GIVEN DATA section start

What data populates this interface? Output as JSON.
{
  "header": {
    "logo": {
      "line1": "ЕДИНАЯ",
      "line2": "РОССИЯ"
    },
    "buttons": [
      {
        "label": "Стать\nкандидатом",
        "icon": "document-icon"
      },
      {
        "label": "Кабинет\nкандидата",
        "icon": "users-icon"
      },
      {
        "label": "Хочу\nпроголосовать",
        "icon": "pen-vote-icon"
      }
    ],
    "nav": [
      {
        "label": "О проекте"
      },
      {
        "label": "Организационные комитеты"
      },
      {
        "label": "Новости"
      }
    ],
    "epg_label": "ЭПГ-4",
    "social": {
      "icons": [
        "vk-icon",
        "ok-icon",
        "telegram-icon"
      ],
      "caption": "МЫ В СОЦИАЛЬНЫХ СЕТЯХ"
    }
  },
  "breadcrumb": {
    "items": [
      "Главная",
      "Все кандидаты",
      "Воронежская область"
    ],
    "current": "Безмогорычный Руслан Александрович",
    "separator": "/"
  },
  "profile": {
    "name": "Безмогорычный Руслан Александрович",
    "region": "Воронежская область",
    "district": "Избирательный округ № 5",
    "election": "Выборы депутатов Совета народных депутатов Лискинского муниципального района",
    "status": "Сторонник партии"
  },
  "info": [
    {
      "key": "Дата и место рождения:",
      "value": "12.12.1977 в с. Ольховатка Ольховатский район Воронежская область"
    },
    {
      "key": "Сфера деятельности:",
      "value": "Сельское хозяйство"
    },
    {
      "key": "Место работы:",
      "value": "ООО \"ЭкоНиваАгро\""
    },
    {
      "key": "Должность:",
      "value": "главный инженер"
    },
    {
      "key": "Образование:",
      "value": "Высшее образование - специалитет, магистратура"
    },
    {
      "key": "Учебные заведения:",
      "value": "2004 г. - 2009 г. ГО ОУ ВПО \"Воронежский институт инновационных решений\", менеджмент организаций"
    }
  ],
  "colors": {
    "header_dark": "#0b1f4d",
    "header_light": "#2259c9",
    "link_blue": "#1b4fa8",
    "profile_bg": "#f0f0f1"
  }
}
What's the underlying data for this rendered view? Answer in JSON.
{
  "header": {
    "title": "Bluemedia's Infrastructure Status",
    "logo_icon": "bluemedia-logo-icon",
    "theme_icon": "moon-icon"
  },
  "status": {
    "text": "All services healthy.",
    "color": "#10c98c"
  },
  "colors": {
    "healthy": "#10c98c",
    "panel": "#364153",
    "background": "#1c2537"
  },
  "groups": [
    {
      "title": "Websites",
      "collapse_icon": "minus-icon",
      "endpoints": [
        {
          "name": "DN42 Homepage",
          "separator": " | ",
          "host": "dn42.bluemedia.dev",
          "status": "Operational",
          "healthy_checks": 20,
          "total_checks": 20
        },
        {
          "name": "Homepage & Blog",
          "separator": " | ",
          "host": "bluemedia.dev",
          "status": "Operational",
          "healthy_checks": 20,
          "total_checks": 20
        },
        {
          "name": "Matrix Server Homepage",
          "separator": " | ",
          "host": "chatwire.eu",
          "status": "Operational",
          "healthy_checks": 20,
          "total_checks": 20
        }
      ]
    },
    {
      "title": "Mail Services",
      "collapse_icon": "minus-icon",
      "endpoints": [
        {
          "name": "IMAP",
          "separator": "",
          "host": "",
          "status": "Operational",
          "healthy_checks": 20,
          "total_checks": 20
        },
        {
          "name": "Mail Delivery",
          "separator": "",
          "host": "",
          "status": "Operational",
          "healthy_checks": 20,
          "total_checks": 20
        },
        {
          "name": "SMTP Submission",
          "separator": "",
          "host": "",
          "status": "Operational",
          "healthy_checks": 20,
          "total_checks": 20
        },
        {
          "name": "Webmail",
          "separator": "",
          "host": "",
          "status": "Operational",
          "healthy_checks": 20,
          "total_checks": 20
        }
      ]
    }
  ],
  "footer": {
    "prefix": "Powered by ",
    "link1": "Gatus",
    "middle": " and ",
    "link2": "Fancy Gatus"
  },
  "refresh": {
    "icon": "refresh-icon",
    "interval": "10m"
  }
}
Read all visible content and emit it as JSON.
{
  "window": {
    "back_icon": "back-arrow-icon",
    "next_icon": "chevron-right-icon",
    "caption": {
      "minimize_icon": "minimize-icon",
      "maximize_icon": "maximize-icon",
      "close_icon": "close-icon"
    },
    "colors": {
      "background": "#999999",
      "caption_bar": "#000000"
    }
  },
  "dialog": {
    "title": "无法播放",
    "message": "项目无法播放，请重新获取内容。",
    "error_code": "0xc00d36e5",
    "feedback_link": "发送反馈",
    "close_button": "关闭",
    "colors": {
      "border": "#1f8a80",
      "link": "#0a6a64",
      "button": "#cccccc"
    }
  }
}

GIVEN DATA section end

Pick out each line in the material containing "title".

    "title": "Bluemedia's Infrastructure Status",
      "title": "Websites",
      "title": "Mail Services",
    "title": "无法播放",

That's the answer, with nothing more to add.